'The custom of privacy exists in the U. P. but the customary right of privacy can be claimed only in respect of apartments which are generally occupied and used by females. It does not extend to apartments ordinarily used by males, the basis of the customary right of privacy being the parda system in vogue in U. P. which was confined to the protection of pardanashin women and those parts of a house which were ordinarily occupied by females. New constructions cannot be made to overlook apartments which are generally occupied and used by women and have been so occupied and used for a period sufficiently long to establish a right of privacy. It may be that the custom once established does not extend only to women who are in the habit of observing parda because women of all races are entitled to a certain degree of privacy depending on the customs of their class and even those who expose their faces in public to expect to have their privacy respected in their more private apartments, but it would be stating the custom too widely to lay down that any portion of any house used and occupied by males should be protected.'
There is hardly anything which I can usefully add to it.
8. Applying the above principles the grievance of the plaintiff regarding the ventilator cannot be accepted because the defendant opened i6 at such a height that it did not overlook such apartments. Likewise two windows out of the three overlooked an open terrace while the third overlooked an open courtyard. The plaintiff has led no evidence to show the situation or the size of the 'chowk' or the purpose for which it was being used. The judgments of the courts below dismissing this part of the suit must, therefore, be maintained.

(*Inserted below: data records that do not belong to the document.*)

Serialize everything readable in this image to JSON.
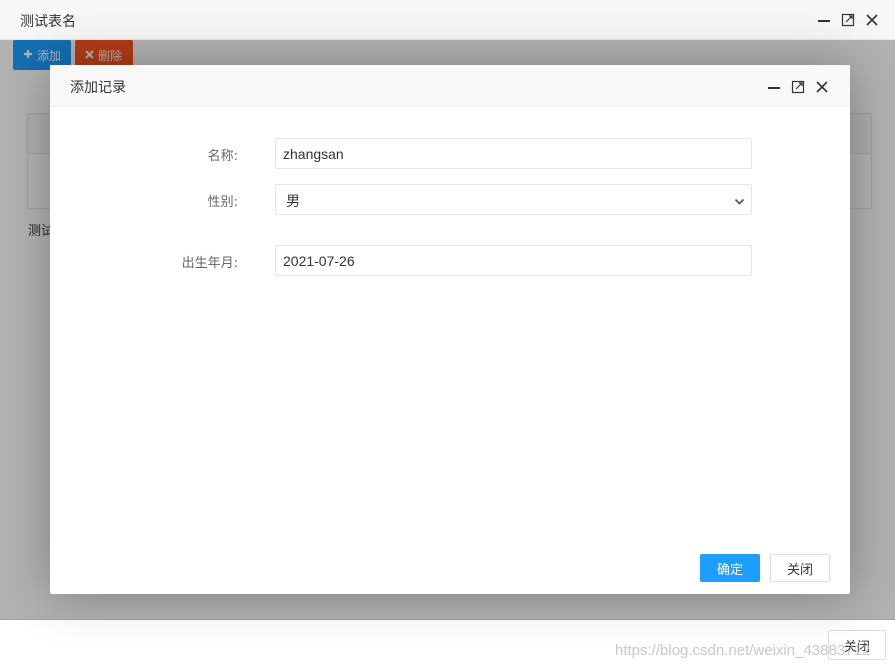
{
  "outer": {
    "title": "测试表名",
    "toolbar": {
      "add_label": "添加",
      "delete_label": "删除"
    },
    "under_text": "测试",
    "footer_close_label": "关闭"
  },
  "dialog": {
    "title": "添加记录",
    "fields": [
      {
        "label": "名称:",
        "value": "zhangsan"
      },
      {
        "label": "性别:",
        "value": "男"
      },
      {
        "label": "出生年月:",
        "value": "2021-07-26"
      }
    ],
    "confirm_label": "确定",
    "close_label": "关闭"
  },
  "watermark": "https://blog.csdn.net/weixin_43883712",
  "colors": {
    "primary": "#1e9fff",
    "danger": "#ff5722"
  },
  "icons": [
    "minimize-icon",
    "maximize-icon",
    "close-icon",
    "plus-icon",
    "x-icon",
    "chevron-down-icon"
  ]
}
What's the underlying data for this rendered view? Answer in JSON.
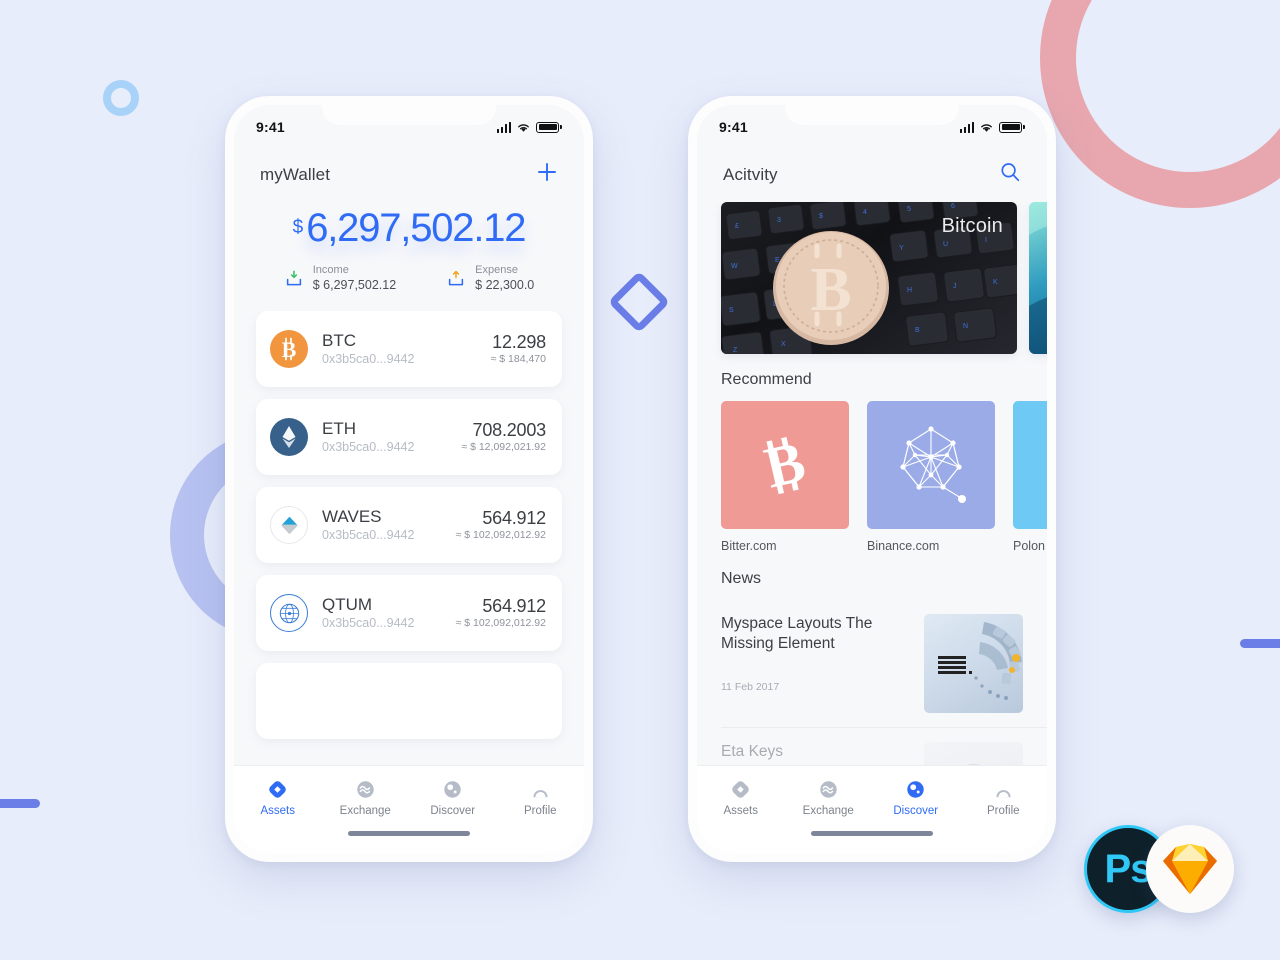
{
  "colors": {
    "background": "#e8edfb",
    "accent": "#2f6bf5",
    "deco_pink": "#e8a7af",
    "deco_purple": "#aebaee",
    "deco_blue": "#a8d2f7",
    "deco_indigo": "#6b7ee8",
    "muted_text": "#8a9099"
  },
  "phone_assets": {
    "status": {
      "time": "9:41",
      "signal_icon": "cellular-signal-icon",
      "wifi_icon": "wifi-icon",
      "battery_icon": "battery-icon"
    },
    "header": {
      "title": "myWallet",
      "add_icon": "plus-icon"
    },
    "balance": {
      "currency_symbol": "$",
      "amount": "6,297,502.12",
      "income": {
        "icon": "download-tray-icon",
        "label": "Income",
        "value": "$ 6,297,502.12"
      },
      "expense": {
        "icon": "upload-tray-icon",
        "label": "Expense",
        "value": "$ 22,300.0"
      }
    },
    "assets": [
      {
        "icon": "bitcoin-coin-icon",
        "symbol": "BTC",
        "address": "0x3b5ca0...9442",
        "amount": "12.298",
        "fiat": "≈ $ 184,470"
      },
      {
        "icon": "ethereum-coin-icon",
        "symbol": "ETH",
        "address": "0x3b5ca0...9442",
        "amount": "708.2003",
        "fiat": "≈ $ 12,092,021.92"
      },
      {
        "icon": "waves-coin-icon",
        "symbol": "WAVES",
        "address": "0x3b5ca0...9442",
        "amount": "564.912",
        "fiat": "≈ $ 102,092,012.92"
      },
      {
        "icon": "qtum-coin-icon",
        "symbol": "QTUM",
        "address": "0x3b5ca0...9442",
        "amount": "564.912",
        "fiat": "≈ $ 102,092,012.92"
      }
    ],
    "tabs": [
      {
        "icon": "diamond-assets-icon",
        "label": "Assets",
        "active": true
      },
      {
        "icon": "exchange-waves-icon",
        "label": "Exchange",
        "active": false
      },
      {
        "icon": "discover-compass-icon",
        "label": "Discover",
        "active": false
      },
      {
        "icon": "profile-person-icon",
        "label": "Profile",
        "active": false
      }
    ]
  },
  "phone_discover": {
    "status": {
      "time": "9:41",
      "signal_icon": "cellular-signal-icon",
      "wifi_icon": "wifi-icon",
      "battery_icon": "battery-icon"
    },
    "header": {
      "title": "Acitvity",
      "search_icon": "search-icon"
    },
    "banners": [
      {
        "label": "Bitcoin",
        "image": "bitcoin-coin-on-keyboard-photo"
      },
      {
        "label": "",
        "image": "teal-abstract-photo"
      }
    ],
    "recommend": {
      "title": "Recommend",
      "items": [
        {
          "name": "Bitter.com",
          "icon": "bitcoin-b-icon",
          "color": "#f09a96"
        },
        {
          "name": "Binance.com",
          "icon": "binance-network-icon",
          "color": "#9aabe8"
        },
        {
          "name": "Polon",
          "icon": "poloniex-icon",
          "color": "#6ecaf5"
        }
      ]
    },
    "news": {
      "title": "News",
      "items": [
        {
          "title": "Myspace Layouts The Missing Element",
          "date": "11 Feb 2017",
          "thumb": "ibm-servers-photo"
        },
        {
          "title": "Eta Keys",
          "date": "",
          "thumb": "portrait-photo"
        }
      ]
    },
    "tabs": [
      {
        "icon": "diamond-assets-icon",
        "label": "Assets",
        "active": false
      },
      {
        "icon": "exchange-waves-icon",
        "label": "Exchange",
        "active": false
      },
      {
        "icon": "discover-compass-icon",
        "label": "Discover",
        "active": true
      },
      {
        "icon": "profile-person-icon",
        "label": "Profile",
        "active": false
      }
    ]
  },
  "badges": {
    "photoshop": "Ps",
    "sketch": "sketch-diamond-icon"
  }
}
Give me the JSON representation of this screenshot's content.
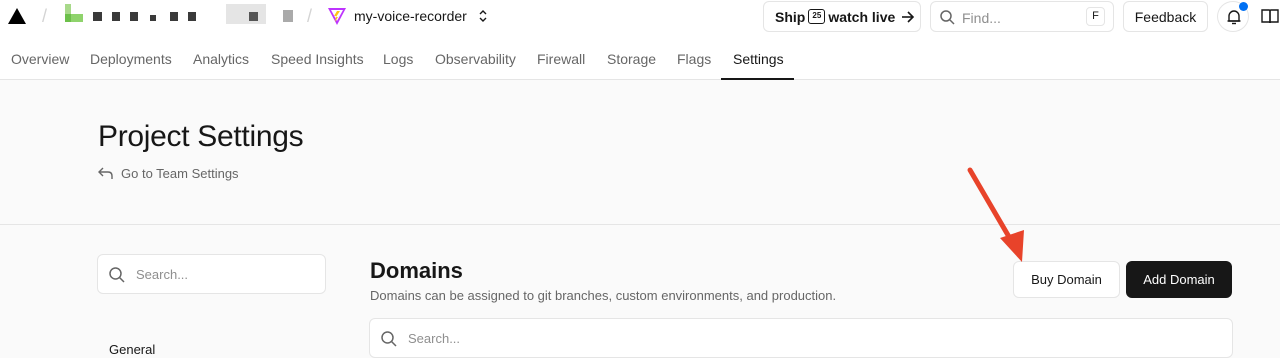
{
  "topbar": {
    "project_name": "my-voice-recorder",
    "ship_label_pre": "Ship",
    "ship_calendar_day": "25",
    "ship_label_post": "watch live",
    "find_placeholder": "Find...",
    "find_shortcut": "F",
    "feedback_label": "Feedback"
  },
  "tabs": [
    {
      "label": "Overview"
    },
    {
      "label": "Deployments"
    },
    {
      "label": "Analytics"
    },
    {
      "label": "Speed Insights"
    },
    {
      "label": "Logs"
    },
    {
      "label": "Observability"
    },
    {
      "label": "Firewall"
    },
    {
      "label": "Storage"
    },
    {
      "label": "Flags"
    },
    {
      "label": "Settings",
      "active": true
    }
  ],
  "header": {
    "title": "Project Settings",
    "back_link": "Go to Team Settings"
  },
  "sidebar": {
    "search_placeholder": "Search...",
    "first_item": "General"
  },
  "domains": {
    "title": "Domains",
    "description": "Domains can be assigned to git branches, custom environments, and production.",
    "buy_label": "Buy Domain",
    "add_label": "Add Domain",
    "search_placeholder": "Search..."
  },
  "colors": {
    "accent_dot": "#0070f3",
    "annotation_arrow": "#e8432a",
    "primary_button": "#171717"
  },
  "icons": [
    "vercel-logo-icon",
    "vite-project-icon",
    "chevron-updown-icon",
    "arrow-right-icon",
    "search-icon",
    "bell-icon",
    "book-icon",
    "return-arrow-icon"
  ]
}
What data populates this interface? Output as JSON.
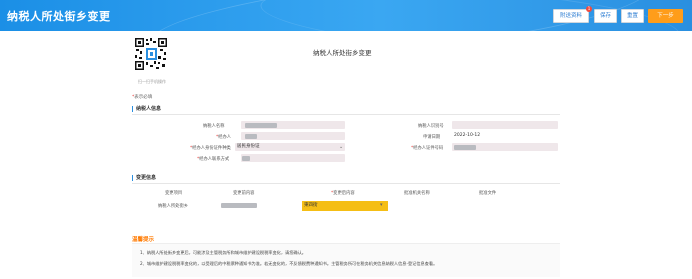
{
  "header": {
    "title": "纳税人所处街乡变更",
    "buttons": {
      "attachment": "附送资料",
      "attachment_badge": "1",
      "save": "保存",
      "reset": "重置",
      "next": "下一步"
    }
  },
  "qr": {
    "caption": "扫一扫手机操作"
  },
  "form": {
    "title": "纳税人所处街乡变更",
    "required_note": "表示必填"
  },
  "taxpayer_section": {
    "title": "纳税人信息",
    "fields": {
      "taxpayer_name_label": "纳税人名称",
      "taxpayer_id_label": "纳税人识别号",
      "handler_label": "经办人",
      "apply_date_label": "申请日期",
      "apply_date_value": "2022-10-12",
      "handler_id_type_label": "经办人身份证件种类",
      "handler_id_type_value": "居民身份证",
      "handler_id_no_label": "经办人证件号码",
      "handler_contact_label": "经办人联系方式"
    }
  },
  "change_section": {
    "title": "变更信息",
    "columns": [
      "变更项目",
      "变更前内容",
      "变更后内容",
      "批准机关名称",
      "批准文件"
    ],
    "row": {
      "item": "纳税人所处街乡",
      "after_value": "東四街"
    }
  },
  "tips": {
    "title": "温馨提示",
    "items": [
      "1、纳税人所处街乡变更后，可能涉及主管税务所和城市维护建设税税率变化，请您确认。",
      "2、城市维护建设税税率变化的，以受理后的中税票种通知书为准。若无变化的，不反馈税费种通知书。主管税务所可在税务机关信息纳税人信息-登记信息查看。"
    ]
  },
  "colors": {
    "header_blue": "#2a8fe0",
    "primary_orange": "#ff9d1a",
    "field_bg": "#efe7ea",
    "highlight_yellow": "#f5be15",
    "tips_orange": "#ff7a00"
  }
}
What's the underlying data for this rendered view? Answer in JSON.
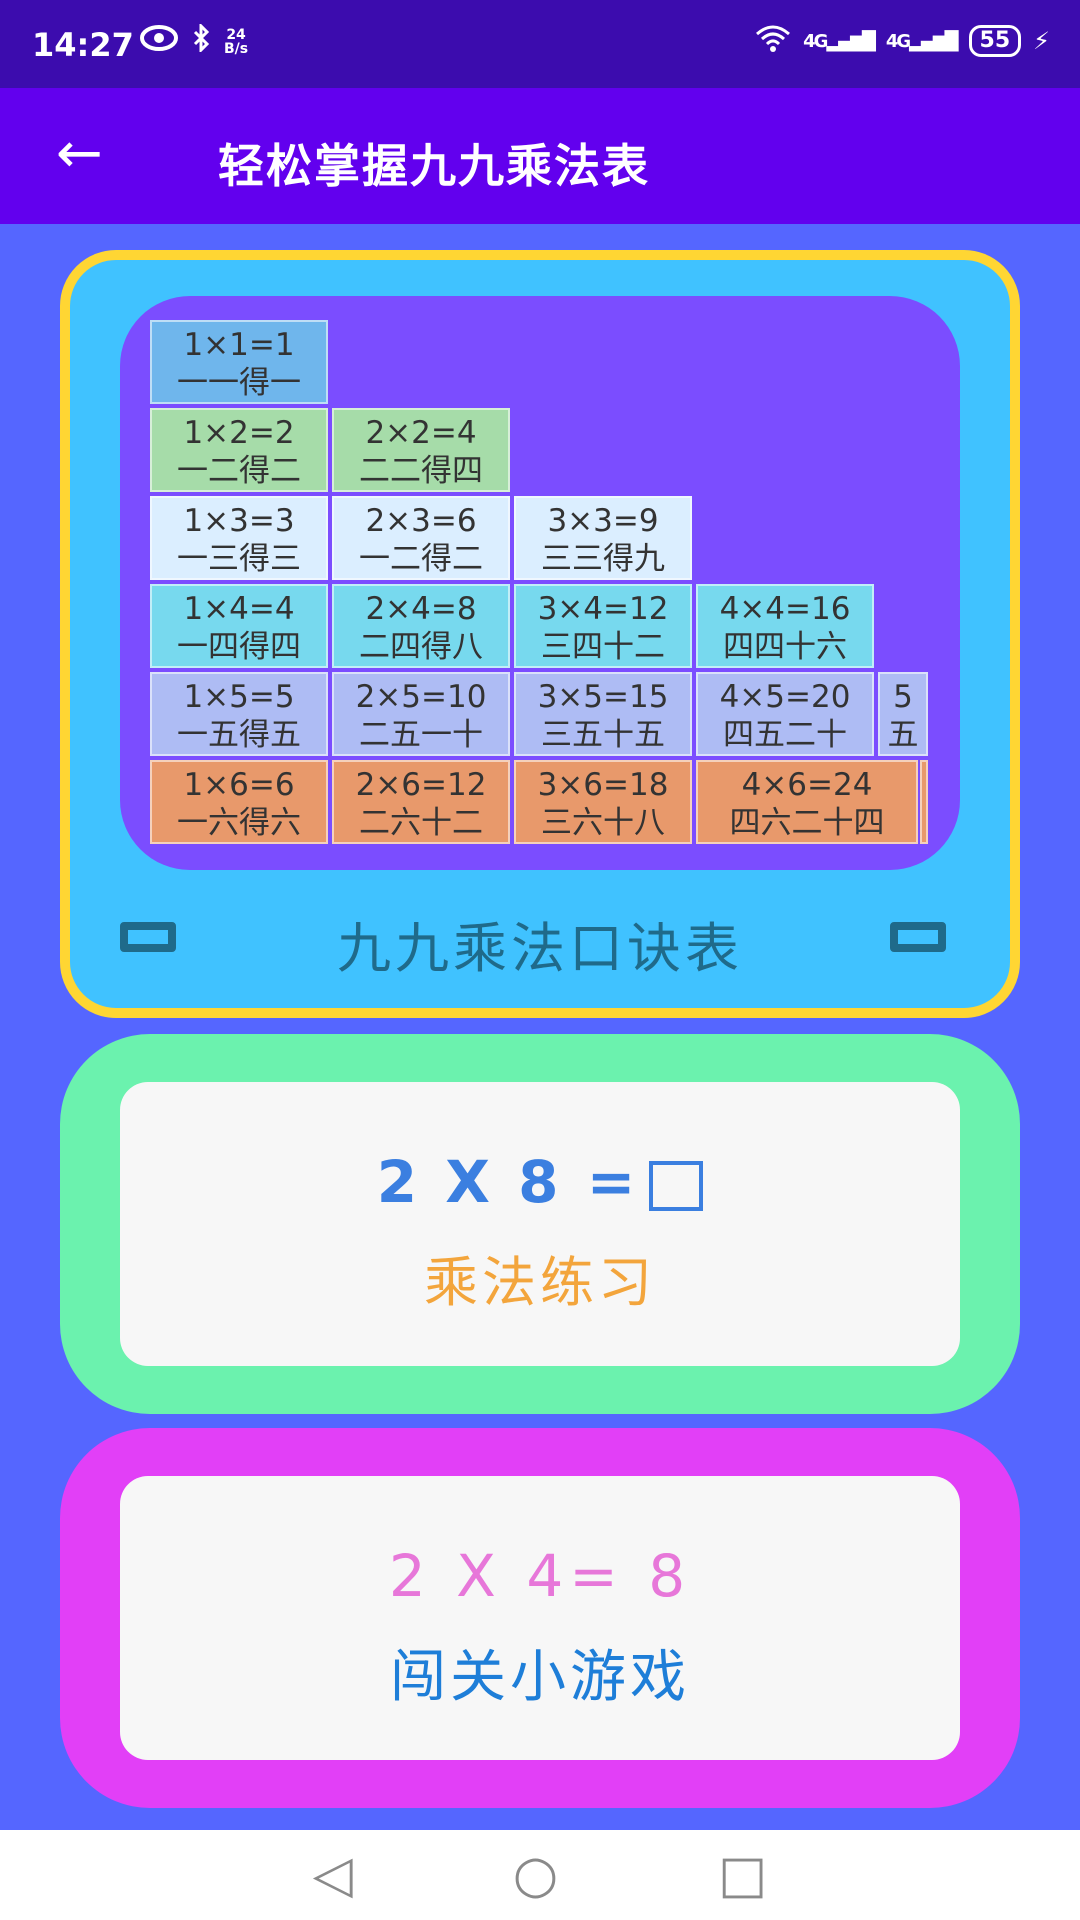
{
  "status_bar": {
    "time": "14:27",
    "speed_top": "24",
    "speed_bottom": "B/s",
    "net1": "4G",
    "net2": "4G",
    "battery": "55"
  },
  "app_bar": {
    "title": "轻松掌握九九乘法表"
  },
  "multiplication_card": {
    "title": "九九乘法口诀表",
    "cells": [
      {
        "eq": "1×1=1",
        "verse": "一一得一"
      },
      {
        "eq": "1×2=2",
        "verse": "一二得二"
      },
      {
        "eq": "2×2=4",
        "verse": "二二得四"
      },
      {
        "eq": "1×3=3",
        "verse": "一三得三"
      },
      {
        "eq": "2×3=6",
        "verse": "一二得二"
      },
      {
        "eq": "3×3=9",
        "verse": "三三得九"
      },
      {
        "eq": "1×4=4",
        "verse": "一四得四"
      },
      {
        "eq": "2×4=8",
        "verse": "二四得八"
      },
      {
        "eq": "3×4=12",
        "verse": "三四十二"
      },
      {
        "eq": "4×4=16",
        "verse": "四四十六"
      },
      {
        "eq": "1×5=5",
        "verse": "一五得五"
      },
      {
        "eq": "2×5=10",
        "verse": "二五一十"
      },
      {
        "eq": "3×5=15",
        "verse": "三五十五"
      },
      {
        "eq": "4×5=20",
        "verse": "四五二十"
      },
      {
        "eq": "5",
        "verse": "五"
      },
      {
        "eq": "1×6=6",
        "verse": "一六得六"
      },
      {
        "eq": "2×6=12",
        "verse": "二六十二"
      },
      {
        "eq": "3×6=18",
        "verse": "三六十八"
      },
      {
        "eq": "4×6=24",
        "verse": "四六二十四"
      }
    ]
  },
  "practice_card": {
    "equation": "2 X 8 =",
    "label": "乘法练习"
  },
  "game_card": {
    "equation": "2 X 4= 8",
    "label": "闯关小游戏"
  },
  "nav_bar": {
    "back": "◁",
    "home": "○",
    "recents": "□"
  }
}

9. There is another grievance of the plaintiff that when he will erect a wall on his own land and the defendant's windows and ventilator will be obstructed he will claim a right of easement. It seems to me that the question raised is premature. It is open to the plaintiff to do anything on his premises which will close the windows from his own side, for instance, by erecting another wall.
10. Lastly, it is urged by Sbri Gupta that the plaintiff was entitled to costs in all the courts because he was unnecessarily dragged into litigation by the defendant. It is true that ordinarily costs must follow the event and, therefore, proportionate costs should have been ordinarily allowed to both the parties, but in the circumstances of this case and having regard to the fact that both the parties did not come to the court with clean hands, I think it is a fit case where parties should be left to bear their own costs.
11. The result is that the appeal is partly allowed and the cross-objections are dismissed. Thejudgment and decree passed by the lower appellate-court are modified to this extent that the raised portion of the common wall is also declared to be ajoint property of both the parties. The rest of the decree passed by the first appellate court is maintained. Parties shall bear their own costs throughout.